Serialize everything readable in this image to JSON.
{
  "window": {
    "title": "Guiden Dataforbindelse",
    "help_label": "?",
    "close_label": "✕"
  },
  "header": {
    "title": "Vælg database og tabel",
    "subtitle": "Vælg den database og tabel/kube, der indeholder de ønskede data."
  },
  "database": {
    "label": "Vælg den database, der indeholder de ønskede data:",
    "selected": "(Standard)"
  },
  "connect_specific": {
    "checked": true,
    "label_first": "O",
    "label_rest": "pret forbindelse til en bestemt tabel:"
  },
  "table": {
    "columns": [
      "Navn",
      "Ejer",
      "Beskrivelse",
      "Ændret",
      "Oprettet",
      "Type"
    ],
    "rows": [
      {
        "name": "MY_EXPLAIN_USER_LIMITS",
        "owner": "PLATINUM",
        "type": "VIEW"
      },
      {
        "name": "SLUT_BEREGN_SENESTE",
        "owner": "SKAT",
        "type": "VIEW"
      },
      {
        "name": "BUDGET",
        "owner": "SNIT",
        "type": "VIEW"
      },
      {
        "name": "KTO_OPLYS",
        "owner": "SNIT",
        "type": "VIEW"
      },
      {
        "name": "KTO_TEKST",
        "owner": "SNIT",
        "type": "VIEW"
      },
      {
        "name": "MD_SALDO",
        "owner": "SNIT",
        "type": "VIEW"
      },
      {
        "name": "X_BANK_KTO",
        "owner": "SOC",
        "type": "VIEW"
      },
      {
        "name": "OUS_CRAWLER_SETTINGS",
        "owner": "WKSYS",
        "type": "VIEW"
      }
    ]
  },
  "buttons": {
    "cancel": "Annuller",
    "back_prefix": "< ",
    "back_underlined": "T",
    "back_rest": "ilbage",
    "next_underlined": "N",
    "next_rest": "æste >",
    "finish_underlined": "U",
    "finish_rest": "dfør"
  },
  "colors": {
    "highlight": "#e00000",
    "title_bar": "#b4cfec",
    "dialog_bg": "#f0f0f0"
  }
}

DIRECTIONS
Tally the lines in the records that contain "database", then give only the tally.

SOLUTION FOR THIS TASK
4